Houseplant Pilea peperomioides is justifiably popular—not only is it adorable with floppy pancake leaves, it also is easy to grow in indirect light and even easier to propagate with friends and family if you take cuttings.
Water if dry
How to Grow
Pilea: A Field Guide
Pilea is a plant that behaves so well indoors in a pot that it’s easy to forget that technically there’s no such thing as a houseplant.
With its round, flat leaves and cheerfully floppy stems, this diminutive perennial plant hails from mountainous regions of China. (But we’ve never actually seen Pilea peperomioides growing anywhere except indoors, preferably on a window sill with indirect light.)
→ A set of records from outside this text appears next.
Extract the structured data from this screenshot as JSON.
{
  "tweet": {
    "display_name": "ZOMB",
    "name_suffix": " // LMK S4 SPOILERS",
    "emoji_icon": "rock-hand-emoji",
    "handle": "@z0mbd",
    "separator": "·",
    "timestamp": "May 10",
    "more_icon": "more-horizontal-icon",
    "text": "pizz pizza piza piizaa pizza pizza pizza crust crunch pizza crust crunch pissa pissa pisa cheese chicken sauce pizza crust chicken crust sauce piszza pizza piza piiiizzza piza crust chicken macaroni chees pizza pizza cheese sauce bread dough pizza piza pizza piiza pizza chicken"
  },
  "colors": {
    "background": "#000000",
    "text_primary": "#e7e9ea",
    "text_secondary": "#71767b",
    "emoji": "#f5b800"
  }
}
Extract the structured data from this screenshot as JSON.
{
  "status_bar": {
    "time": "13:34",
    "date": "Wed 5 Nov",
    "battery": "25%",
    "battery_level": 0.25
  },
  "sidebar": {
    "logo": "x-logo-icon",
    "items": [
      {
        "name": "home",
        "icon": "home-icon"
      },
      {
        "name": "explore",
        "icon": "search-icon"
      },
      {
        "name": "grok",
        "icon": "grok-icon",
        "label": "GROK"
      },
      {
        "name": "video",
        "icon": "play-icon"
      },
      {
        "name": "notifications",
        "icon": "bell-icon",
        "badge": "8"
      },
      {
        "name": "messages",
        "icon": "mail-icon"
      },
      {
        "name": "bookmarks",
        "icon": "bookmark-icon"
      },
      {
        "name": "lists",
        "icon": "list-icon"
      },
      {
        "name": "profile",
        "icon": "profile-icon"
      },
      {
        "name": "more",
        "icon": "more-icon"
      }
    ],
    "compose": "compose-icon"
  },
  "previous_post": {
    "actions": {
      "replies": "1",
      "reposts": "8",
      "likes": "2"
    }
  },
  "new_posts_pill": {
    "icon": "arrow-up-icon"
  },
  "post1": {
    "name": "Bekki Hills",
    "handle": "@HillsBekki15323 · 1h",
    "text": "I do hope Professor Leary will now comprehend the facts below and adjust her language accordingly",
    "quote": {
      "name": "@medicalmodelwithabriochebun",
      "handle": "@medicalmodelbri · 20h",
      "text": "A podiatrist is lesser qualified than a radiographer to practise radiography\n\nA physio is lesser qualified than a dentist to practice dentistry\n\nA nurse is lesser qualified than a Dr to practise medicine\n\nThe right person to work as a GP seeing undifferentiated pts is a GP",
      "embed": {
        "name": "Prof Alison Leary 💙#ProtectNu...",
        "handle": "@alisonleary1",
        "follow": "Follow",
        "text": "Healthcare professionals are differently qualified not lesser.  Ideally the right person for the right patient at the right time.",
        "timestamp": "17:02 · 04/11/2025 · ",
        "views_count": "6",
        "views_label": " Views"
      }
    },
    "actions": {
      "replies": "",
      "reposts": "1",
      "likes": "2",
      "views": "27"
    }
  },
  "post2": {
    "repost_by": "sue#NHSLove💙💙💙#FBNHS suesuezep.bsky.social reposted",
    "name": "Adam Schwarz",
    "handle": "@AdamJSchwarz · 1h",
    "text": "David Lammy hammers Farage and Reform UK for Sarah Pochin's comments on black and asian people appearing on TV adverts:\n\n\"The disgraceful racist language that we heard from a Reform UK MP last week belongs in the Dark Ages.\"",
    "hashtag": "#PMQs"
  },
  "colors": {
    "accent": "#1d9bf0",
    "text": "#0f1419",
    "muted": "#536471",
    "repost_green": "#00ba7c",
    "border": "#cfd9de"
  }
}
Pilea’s nicknames that range from pancake plant (look at those round leaves) to Chinese money plant (the leaves arrange themselves like stacked coins on a mature plant), and lefse plant (lefse is a Norwegian potato bread shaped like a flat pancake). It’s also known as the pass-along plant because it’s so easy to propagate–many collectors share cuttings with friends—that it’s considered the sourdough starter of houseplants.
If you have a pilea in your personal houseplant collection, it’s likely you call it “Baby.” Even at maturity it will not grow bigger than 12 inches high. Its needs are simple: indirect light (you don’t want to scorch the leaves), well-drained soil, and a lullaby to put it to sleep at night.